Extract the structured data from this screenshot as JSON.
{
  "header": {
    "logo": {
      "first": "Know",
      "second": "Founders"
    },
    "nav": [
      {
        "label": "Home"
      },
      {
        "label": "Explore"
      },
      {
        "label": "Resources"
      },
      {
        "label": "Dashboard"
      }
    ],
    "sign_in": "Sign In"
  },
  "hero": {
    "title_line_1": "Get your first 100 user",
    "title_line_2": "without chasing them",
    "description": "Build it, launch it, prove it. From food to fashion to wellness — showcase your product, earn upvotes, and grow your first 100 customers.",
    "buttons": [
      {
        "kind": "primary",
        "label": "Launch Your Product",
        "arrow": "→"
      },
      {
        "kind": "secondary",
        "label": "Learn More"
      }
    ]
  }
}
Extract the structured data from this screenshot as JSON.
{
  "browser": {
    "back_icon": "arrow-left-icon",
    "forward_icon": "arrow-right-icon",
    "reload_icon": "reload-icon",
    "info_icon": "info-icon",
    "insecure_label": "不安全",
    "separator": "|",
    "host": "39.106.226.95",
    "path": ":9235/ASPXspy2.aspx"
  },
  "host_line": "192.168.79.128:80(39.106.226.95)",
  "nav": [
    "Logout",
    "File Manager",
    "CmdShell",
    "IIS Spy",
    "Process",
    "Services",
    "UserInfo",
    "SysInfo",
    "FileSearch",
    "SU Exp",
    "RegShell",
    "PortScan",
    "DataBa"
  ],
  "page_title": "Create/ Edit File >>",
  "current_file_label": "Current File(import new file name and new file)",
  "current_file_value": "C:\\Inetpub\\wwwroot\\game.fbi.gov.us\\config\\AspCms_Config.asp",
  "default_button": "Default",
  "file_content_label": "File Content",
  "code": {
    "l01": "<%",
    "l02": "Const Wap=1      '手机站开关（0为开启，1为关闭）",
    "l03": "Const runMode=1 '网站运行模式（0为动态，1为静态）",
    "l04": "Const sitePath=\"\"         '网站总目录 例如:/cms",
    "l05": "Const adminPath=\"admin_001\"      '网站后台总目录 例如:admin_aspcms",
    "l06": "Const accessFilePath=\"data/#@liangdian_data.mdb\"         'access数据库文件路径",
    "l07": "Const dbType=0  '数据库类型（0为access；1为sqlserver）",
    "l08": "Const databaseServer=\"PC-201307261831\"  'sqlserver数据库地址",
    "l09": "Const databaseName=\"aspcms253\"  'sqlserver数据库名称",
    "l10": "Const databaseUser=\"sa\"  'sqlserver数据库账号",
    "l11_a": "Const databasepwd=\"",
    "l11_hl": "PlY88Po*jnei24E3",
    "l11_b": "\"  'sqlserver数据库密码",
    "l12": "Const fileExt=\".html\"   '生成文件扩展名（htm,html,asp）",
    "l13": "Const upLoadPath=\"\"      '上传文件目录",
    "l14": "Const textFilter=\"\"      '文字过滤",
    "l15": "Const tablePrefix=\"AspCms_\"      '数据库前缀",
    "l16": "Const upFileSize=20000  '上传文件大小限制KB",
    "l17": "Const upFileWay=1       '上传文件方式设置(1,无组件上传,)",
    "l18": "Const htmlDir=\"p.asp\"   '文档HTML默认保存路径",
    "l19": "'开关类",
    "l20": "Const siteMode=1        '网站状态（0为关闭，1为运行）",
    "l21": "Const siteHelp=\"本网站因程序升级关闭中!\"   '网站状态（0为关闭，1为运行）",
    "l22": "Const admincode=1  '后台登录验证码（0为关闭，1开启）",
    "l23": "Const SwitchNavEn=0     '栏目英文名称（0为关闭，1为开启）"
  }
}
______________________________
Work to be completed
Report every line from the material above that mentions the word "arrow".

Final answer
        "arrow": "→"
    "back_icon": "arrow-left-icon",
    "forward_icon": "arrow-right-icon",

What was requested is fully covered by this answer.